Malignant Melanoma is a cancer of the skin and is defined as an out of control growth of the skin cells that produce the melanin. Normal skin cells, called melanocytes, contain melanin which provides color to our skin. The more melanin present in the skin, the darker the skin. Melanin provides protection against UV waves from the sun and their damaging effect. Melanoma is usually from overexposure to UV waves of the sun.
Literature suggests there are approximately 160,000 new cases of malignant melanoma are diagnosed each year and approximately 48,000 deaths are attributed to melanoma each year.
Malignant Melanoma’s severity is based on the depth of penetration into the epidermis and dermis. The depth of severity are defined by two classification systems:
- Clark”s classification describes the depth of penetration one sees on a histological slide. The depths are classified from 1-5 depending on the level progressing from superficial epidermis (level 1) to deep dermis/subcutaneous tissue (level 5).
- Breslow’s classification stages the tumor based on the measured depth of penetration of the growth from the epidermis into the dermis/subcutaneous tissue. The measurement is from level 1 (.75mm) to level 5 (Greater than 4mm).
The malignancy can spread via the blood stream to other parts of the body and settle in the liver and lung.
Malignant melanoma presents as a dark or discolored lesion. Other characteristics included a raised surface, friability (easy to bleed), pain or burning. In general, soft tissue masses, and melanoma, can be best described based on the ABCD”s:
A: Asymmetry, or uneven shaped with one side larger than the other.
B: Boarders, irregular which present jagged and not smooth.
C: Color, changes from the normal skin color with usually a mix of color.

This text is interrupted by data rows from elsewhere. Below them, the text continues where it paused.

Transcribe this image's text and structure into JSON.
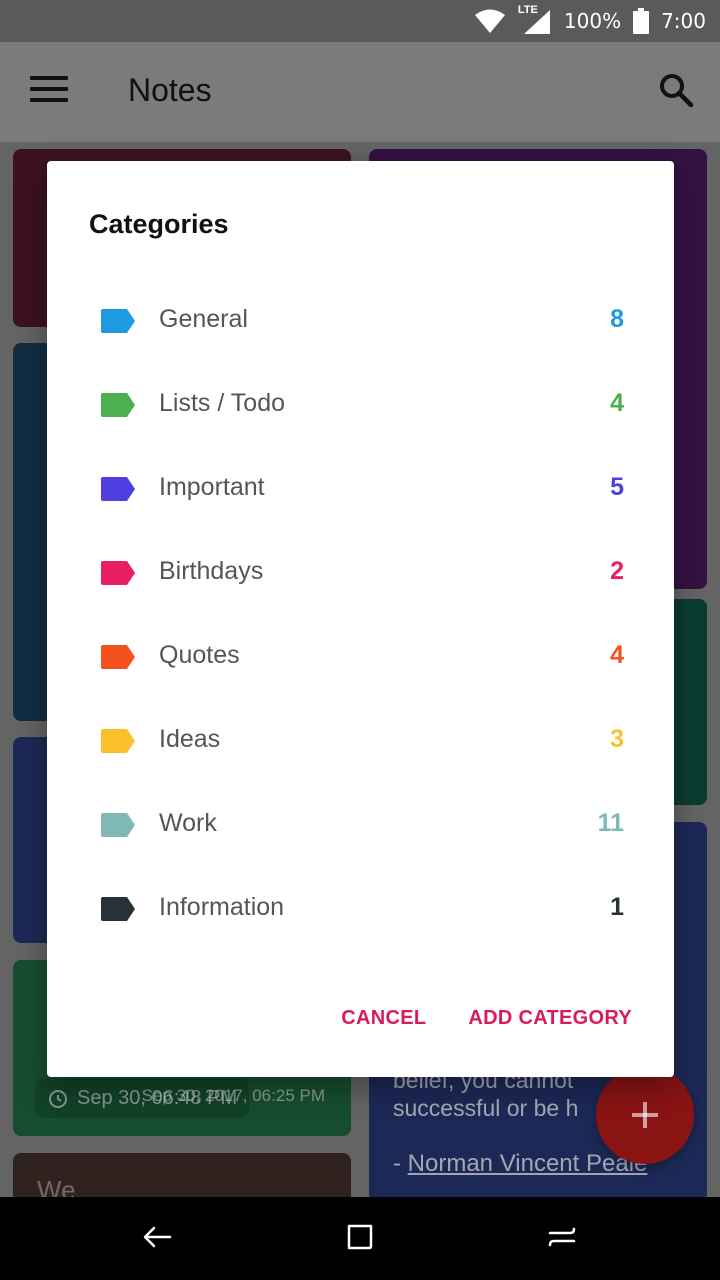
{
  "status_bar": {
    "network": "LTE",
    "battery": "100%",
    "time": "7:00"
  },
  "app_bar": {
    "title": "Notes"
  },
  "background_notes": {
    "quote_text_line1": "belief, you cannot",
    "quote_text_line2": "successful or be h",
    "quote_author_prefix": "- ",
    "quote_author": "Norman Vincent Peale",
    "reminder_chip": "Sep 30, 06:48 PM",
    "note_meta": "Sep 30, 2017, 06:25 PM",
    "partial_title": "We"
  },
  "dialog": {
    "title": "Categories",
    "categories": [
      {
        "label": "General",
        "count": "8",
        "color": "#1e9be0"
      },
      {
        "label": "Lists / Todo",
        "count": "4",
        "color": "#4caf50"
      },
      {
        "label": "Important",
        "count": "5",
        "color": "#4f3fe0"
      },
      {
        "label": "Birthdays",
        "count": "2",
        "color": "#e91e63"
      },
      {
        "label": "Quotes",
        "count": "4",
        "color": "#f4511e"
      },
      {
        "label": "Ideas",
        "count": "3",
        "color": "#fbc02d"
      },
      {
        "label": "Work",
        "count": "11",
        "color": "#80b9b4"
      },
      {
        "label": "Information",
        "count": "1",
        "color": "#263238"
      }
    ],
    "cancel_label": "CANCEL",
    "add_label": "ADD CATEGORY"
  },
  "colors": {
    "accent": "#d81b60",
    "fab": "#8a1313"
  },
  "icons": {
    "menu": "menu-icon",
    "search": "search-icon",
    "fab": "plus-icon",
    "back": "back-icon",
    "home": "home-icon",
    "recents": "recents-icon"
  }
}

D: Diameter, a melanoma will enlarge over time whereas a “beauty mark” will remain the same size.
There are four types of Melignant Melanoma:
- Superficial spreading melanoma (70% of diagnosed cases)
- Nodular melanoma (15% of diagnosed cases)
- Lentigo maligna melanoma (10% of diagnosed cases)
- Acral lentiginous melanoma (5% of diagnosed cases)
Biopsy of the skin lesion is the only definitive diagnosis for malignant melanoma. Once submitted to pathology an accurate diagnosis can be performed. Following staging of the lesion, your Podiatric Physician can coordinate appropriate treatment.